Jet Jockeys: No Longer Top Fun
There was a time, Mike Rainey recalls, when Marine Corps fighter squadrons seemed as much like hard-drinking frat houses as professional military units.
"Very seldom did you see married guys," says Mr. Rainey, a retired F-18 pilot now selling antiques in Beaufort, S.C. "It was like a big fraternity."
When Rainey left the Marines five years ago, he noticed striking changes from his early days in the 1970s. The lieutenants and captains all seemed older. They studied a lot. Most had kids.

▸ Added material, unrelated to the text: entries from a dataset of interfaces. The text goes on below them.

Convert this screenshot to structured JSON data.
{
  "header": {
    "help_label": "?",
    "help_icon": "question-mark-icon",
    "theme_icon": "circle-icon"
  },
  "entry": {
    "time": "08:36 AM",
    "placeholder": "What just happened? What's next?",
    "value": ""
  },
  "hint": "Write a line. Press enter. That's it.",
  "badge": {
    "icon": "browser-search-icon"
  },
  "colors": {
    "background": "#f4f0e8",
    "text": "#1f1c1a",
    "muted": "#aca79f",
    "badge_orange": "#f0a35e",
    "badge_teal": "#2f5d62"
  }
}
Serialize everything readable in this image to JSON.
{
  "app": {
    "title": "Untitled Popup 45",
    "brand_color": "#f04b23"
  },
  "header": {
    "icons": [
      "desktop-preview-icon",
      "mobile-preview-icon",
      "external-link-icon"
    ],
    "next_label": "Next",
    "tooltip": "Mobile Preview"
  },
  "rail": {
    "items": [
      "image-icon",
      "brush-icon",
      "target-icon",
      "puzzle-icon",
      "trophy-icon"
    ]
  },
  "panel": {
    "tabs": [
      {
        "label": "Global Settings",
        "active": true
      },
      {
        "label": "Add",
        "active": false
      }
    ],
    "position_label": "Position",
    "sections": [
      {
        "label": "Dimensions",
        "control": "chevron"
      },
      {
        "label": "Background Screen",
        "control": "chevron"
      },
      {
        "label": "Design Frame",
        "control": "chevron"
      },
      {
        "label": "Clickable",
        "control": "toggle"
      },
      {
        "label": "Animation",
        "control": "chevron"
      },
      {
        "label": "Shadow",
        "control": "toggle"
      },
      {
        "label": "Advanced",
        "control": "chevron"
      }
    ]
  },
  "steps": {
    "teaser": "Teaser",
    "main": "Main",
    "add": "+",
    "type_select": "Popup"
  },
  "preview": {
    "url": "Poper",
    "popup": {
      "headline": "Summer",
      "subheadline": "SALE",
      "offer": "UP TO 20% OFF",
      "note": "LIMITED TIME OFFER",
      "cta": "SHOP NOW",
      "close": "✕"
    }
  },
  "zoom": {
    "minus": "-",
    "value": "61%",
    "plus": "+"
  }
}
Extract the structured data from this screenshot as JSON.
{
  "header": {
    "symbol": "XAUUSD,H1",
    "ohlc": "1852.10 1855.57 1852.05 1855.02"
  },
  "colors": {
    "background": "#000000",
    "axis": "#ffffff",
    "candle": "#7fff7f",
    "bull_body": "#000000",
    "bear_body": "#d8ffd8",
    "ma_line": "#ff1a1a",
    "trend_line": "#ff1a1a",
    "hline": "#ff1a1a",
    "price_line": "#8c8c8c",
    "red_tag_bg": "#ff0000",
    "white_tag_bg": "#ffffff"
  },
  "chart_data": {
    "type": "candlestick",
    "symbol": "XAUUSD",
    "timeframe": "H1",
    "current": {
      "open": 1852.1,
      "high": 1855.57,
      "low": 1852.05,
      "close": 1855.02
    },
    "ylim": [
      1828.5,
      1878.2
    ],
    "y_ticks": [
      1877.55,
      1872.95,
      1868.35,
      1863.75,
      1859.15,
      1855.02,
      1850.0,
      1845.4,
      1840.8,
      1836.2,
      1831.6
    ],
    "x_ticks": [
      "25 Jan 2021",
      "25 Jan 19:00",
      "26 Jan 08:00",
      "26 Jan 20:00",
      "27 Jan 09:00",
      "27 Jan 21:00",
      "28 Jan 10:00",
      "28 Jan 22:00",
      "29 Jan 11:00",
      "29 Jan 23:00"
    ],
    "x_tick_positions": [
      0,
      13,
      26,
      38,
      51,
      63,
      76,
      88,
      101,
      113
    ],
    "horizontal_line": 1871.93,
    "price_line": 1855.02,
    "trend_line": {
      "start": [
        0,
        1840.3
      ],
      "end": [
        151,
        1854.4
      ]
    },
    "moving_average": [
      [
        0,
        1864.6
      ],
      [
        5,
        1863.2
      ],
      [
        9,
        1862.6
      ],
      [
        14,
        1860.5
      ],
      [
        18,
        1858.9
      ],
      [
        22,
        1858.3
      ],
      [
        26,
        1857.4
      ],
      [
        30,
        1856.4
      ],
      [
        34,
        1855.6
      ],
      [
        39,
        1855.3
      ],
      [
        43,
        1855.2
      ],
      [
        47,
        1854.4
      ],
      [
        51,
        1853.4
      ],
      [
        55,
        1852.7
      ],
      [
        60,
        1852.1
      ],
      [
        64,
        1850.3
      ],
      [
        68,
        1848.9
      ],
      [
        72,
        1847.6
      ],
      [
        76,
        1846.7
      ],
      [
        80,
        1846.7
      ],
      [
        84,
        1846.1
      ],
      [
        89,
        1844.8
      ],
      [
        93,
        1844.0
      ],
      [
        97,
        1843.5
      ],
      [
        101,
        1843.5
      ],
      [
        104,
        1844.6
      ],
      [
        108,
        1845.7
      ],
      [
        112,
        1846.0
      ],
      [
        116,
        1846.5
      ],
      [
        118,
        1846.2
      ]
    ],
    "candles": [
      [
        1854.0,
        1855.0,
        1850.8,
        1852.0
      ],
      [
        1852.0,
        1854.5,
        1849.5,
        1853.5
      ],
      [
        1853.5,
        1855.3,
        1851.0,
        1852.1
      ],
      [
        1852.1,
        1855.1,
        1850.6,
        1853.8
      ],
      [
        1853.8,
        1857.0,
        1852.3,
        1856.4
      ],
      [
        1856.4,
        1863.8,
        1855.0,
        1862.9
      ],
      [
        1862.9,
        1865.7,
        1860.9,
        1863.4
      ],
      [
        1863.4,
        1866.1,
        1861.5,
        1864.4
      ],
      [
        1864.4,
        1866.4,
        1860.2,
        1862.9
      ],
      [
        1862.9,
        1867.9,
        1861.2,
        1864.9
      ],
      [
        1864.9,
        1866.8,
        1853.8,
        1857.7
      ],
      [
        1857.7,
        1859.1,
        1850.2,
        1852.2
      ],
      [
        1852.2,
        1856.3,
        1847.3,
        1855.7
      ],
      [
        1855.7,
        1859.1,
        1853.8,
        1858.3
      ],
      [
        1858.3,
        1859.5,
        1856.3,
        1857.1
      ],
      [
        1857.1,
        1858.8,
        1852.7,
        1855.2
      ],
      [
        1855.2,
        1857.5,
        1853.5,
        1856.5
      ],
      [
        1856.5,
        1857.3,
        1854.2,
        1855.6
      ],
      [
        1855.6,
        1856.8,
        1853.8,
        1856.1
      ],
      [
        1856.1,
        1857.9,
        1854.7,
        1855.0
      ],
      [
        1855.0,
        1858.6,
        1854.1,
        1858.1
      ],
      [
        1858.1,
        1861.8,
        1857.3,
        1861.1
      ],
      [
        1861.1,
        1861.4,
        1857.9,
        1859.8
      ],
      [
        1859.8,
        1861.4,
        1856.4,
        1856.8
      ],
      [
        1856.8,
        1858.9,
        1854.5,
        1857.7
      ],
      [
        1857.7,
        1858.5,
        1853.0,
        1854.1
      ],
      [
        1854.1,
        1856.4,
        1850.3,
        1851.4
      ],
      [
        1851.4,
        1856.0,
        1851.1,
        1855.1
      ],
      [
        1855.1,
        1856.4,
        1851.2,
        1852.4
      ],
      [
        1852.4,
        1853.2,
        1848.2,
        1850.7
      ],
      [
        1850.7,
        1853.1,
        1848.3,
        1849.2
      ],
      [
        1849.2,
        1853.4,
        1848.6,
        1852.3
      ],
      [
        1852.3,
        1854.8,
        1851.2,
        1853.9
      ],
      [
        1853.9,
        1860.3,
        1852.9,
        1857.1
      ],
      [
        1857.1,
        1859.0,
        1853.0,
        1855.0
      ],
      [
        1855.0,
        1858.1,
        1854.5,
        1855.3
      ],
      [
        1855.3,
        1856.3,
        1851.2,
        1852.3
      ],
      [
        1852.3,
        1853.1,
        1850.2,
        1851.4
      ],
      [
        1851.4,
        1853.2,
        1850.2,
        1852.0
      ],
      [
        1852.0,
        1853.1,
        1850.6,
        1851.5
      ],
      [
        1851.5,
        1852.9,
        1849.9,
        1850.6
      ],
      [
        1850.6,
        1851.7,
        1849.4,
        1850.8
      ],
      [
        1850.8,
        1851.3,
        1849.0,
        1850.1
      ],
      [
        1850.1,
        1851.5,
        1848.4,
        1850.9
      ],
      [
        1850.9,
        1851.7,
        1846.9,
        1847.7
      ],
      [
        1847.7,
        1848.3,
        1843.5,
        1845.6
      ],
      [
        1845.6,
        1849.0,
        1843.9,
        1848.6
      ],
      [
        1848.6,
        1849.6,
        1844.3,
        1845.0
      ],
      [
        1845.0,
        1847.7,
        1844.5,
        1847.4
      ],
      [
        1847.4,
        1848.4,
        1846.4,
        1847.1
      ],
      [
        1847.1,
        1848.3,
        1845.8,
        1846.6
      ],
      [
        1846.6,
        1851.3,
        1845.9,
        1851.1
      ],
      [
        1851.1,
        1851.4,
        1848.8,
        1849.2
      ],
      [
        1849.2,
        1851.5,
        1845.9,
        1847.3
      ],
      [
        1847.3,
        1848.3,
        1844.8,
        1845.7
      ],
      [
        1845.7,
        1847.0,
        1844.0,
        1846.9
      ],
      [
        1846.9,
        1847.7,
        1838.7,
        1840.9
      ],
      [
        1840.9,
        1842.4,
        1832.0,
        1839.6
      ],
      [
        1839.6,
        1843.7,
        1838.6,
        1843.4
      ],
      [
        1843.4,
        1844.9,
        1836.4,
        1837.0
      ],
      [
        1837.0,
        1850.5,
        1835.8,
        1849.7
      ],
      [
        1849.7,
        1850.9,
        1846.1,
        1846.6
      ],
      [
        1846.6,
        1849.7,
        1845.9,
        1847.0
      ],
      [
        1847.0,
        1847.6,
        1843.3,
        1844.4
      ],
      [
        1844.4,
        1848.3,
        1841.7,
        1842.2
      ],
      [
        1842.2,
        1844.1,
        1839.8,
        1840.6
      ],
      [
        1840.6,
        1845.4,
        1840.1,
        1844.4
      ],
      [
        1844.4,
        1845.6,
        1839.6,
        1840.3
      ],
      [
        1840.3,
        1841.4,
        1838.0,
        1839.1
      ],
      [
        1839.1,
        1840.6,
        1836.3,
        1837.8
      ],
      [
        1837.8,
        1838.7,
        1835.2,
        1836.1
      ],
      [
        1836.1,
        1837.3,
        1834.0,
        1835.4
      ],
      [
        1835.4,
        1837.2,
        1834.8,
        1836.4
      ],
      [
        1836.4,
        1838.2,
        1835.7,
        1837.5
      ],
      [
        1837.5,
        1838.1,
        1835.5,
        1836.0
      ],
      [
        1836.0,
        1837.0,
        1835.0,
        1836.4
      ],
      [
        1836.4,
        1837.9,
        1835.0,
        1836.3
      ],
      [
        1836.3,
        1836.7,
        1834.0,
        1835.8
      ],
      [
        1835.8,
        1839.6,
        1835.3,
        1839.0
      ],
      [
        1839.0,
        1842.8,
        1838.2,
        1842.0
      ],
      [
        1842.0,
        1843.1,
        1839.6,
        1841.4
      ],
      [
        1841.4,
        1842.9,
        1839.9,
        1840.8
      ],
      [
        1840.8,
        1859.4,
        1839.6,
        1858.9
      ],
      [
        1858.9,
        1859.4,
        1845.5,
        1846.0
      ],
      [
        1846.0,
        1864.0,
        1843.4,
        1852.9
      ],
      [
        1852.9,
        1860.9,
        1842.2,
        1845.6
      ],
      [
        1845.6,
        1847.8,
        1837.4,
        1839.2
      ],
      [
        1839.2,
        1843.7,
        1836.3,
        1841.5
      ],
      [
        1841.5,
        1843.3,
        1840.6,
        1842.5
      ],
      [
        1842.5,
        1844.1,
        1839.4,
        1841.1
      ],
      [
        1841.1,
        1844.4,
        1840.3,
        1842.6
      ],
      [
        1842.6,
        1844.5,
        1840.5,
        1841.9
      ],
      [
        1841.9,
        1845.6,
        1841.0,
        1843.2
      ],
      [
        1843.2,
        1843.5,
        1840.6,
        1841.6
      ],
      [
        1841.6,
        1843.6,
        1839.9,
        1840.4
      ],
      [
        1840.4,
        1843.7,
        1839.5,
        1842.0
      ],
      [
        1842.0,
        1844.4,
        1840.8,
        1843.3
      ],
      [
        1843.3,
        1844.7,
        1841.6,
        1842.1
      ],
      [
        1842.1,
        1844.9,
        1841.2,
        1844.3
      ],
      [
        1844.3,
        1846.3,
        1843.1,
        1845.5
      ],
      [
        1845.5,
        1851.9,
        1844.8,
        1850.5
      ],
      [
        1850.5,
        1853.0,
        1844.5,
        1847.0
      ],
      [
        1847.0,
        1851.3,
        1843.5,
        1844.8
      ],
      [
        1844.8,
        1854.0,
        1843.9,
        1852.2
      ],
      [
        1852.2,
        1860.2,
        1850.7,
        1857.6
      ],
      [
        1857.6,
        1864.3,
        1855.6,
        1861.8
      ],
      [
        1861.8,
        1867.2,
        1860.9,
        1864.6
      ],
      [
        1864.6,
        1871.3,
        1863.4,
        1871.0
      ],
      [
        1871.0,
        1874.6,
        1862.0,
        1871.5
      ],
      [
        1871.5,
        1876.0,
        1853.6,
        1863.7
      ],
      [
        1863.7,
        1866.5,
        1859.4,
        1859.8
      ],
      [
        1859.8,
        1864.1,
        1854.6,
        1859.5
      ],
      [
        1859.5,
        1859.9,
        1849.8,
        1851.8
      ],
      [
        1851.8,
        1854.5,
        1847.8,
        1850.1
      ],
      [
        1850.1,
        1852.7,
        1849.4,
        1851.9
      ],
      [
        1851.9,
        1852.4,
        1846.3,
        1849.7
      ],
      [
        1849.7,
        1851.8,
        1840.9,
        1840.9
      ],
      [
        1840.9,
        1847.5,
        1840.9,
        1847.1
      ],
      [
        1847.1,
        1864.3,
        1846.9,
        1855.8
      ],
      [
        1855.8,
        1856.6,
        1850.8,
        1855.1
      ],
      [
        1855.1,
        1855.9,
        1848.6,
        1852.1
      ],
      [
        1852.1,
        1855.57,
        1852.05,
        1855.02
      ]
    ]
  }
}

Today, the image of the quintessentially macho fighter jock, part Top Gun and part Great Santini, is fading from view. In Air Force, Navy, and Marine Corps aviation units, the culture is shifting from drink hard and fly by the seat of your pants to study hard and train the way you will fight.
The evolution, which may belie Hollywood stereotypes, has several root causes, from unnecessarily high pilot losses in Vietnam to the professional all-volunteer military's reluctance to turn over $40-million aircraft to hotheads.
A Marine EA-6B Prowler's deadly encounter with a gondola in Italy may have evoked ghosts of military flying's ignoble past. (Italy debates US bases). But today's pilots are the best-trained and most proficient ever, experts say. Even more important, a culture that once catered to the loud and brash is redefining itself, though elements of the old still persist, as the "tailhook" scandal a few years ago showed.
One good measure of this, despite a few high-profile crashes, is last year's accident rate. Although the spectacular footage of an Air Force Stealth Fighter falling apart at an airshow stunned the public, the service had one of its safest years on record. Measured by the number of crashes and deaths per 100,000 flying hours, Air Force pilots were near historic lows.
Those who remember the buckaroo days of Vietnam and the "hollow" military of the late 1970s say it's no accident. In addition to a change in military pilot culture, training for each of the services is as challenging and realistic as it's ever been.
Chalk that up to Vietnam, when pilots like Chuck Horner were unprepared for the maneuverability of Russian-built MIGs, deadly surface-to-air missiles, and commanders who put pilots at risk with predictable attack routes.
At least, this was true during the the early days of the war, when US pilots had little experience flying in such an environment. In the end, the US had a better kill ratio against MIGs than Vietnamese pilots had against US aviators.
After the war, the Air Force, Navy, and Marines established rigorous schools that taught fighter pilots the essentials of air-to-air combat, the art of defeating deadly SAMs, and later gave them a generation of great airplanes like the F-16 Falcon and the A-10 Warthog.
In his epic book on the modern military, "Prodigal Soldiers," James Kitfield describes how Mr. Horner, who would lead the overwhelming air attack against Iraq in the Gulf War, marveled at the transformation of Air Force pilots in the 1980s.
"Sometimes Horner had to check a temptation to tell them to lighten up and have some fun, so earnest did this young generation of young pilots seem," Mr. Kitfield writes. "Horner knew that the old barnstorming ethos of the Air Force he had joined was quickly disappearing." To the casual observer expecting the raucous fliers of old, he adds, this "new generation of fighter pilots they were training came off as more soft-spoken and studious, almost like well-mannered accountants."
Benefits of better training
Such broad changes, some believe, have paid huge dividends in training and battlegrounds around the world. Others lament the loss of the rough-and-tumble fighter jock and the colorful characters that forever found their way into unit lore.
Rainey says one factor in his decision to retire was that "the fun had gone out of the business." He didn't regret most of the changes that came to Marine flying, but occasionally longed for the zany old days.
Phil Leventis, a South Carolina state senator and veteran of the Gulf War, thinks the change in pilot bearing and self-image is profound.
Mr. Leventis, who flew with an Air National Guard F-16 squadron during the war, believes most commanders today are obsessive about who they put in a cockpit and what they might do once they get there.
"It is a perpetual, eternal question that has to be addressed each and every day," he says. "We don't want people not willing to press the limits, but you have to be careful not to go past them. We ask it every single day."